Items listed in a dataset

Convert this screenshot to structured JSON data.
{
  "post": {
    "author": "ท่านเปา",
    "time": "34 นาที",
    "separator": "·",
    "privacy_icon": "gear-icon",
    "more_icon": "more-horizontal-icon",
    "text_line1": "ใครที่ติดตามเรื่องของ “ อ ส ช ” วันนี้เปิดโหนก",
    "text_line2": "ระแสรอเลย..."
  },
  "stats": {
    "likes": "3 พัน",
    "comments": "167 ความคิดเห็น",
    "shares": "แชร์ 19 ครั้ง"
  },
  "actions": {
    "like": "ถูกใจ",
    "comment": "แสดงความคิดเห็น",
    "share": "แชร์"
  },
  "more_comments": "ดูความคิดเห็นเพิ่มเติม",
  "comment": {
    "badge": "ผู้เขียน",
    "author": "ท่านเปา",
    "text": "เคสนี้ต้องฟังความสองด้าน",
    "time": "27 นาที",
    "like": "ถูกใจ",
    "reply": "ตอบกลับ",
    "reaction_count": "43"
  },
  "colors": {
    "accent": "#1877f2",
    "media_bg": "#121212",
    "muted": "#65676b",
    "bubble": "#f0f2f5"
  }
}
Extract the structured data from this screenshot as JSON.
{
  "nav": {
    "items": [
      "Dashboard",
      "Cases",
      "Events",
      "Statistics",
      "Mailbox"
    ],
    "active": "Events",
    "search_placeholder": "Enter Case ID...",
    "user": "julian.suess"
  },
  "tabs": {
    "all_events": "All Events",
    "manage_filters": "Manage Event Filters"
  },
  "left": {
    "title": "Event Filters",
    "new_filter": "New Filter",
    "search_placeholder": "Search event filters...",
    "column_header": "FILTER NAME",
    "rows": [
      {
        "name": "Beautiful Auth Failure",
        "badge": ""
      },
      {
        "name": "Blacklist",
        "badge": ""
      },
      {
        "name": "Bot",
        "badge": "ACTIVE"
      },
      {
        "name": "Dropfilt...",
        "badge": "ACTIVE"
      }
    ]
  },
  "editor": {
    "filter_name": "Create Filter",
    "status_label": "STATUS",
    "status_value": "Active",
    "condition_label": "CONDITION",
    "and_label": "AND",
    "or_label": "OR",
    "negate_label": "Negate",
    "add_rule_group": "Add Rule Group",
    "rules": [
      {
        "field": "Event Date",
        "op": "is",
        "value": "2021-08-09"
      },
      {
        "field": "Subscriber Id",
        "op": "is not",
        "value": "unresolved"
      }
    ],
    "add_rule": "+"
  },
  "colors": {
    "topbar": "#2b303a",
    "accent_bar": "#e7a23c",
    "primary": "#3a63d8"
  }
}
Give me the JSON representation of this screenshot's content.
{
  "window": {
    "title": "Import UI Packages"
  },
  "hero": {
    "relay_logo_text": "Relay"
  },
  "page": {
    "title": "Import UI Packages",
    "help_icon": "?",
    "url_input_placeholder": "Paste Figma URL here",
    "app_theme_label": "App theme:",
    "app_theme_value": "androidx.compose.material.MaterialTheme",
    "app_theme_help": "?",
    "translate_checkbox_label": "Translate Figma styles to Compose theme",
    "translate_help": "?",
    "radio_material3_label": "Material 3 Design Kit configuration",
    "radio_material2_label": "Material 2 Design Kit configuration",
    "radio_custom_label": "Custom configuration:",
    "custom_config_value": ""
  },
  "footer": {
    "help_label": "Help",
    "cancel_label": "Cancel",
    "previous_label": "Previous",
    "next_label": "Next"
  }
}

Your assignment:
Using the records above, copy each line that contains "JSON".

Result for this task:
Convert this screenshot to structured JSON data.
Extract the structured data from this screenshot as JSON.
Give me the JSON representation of this screenshot's content.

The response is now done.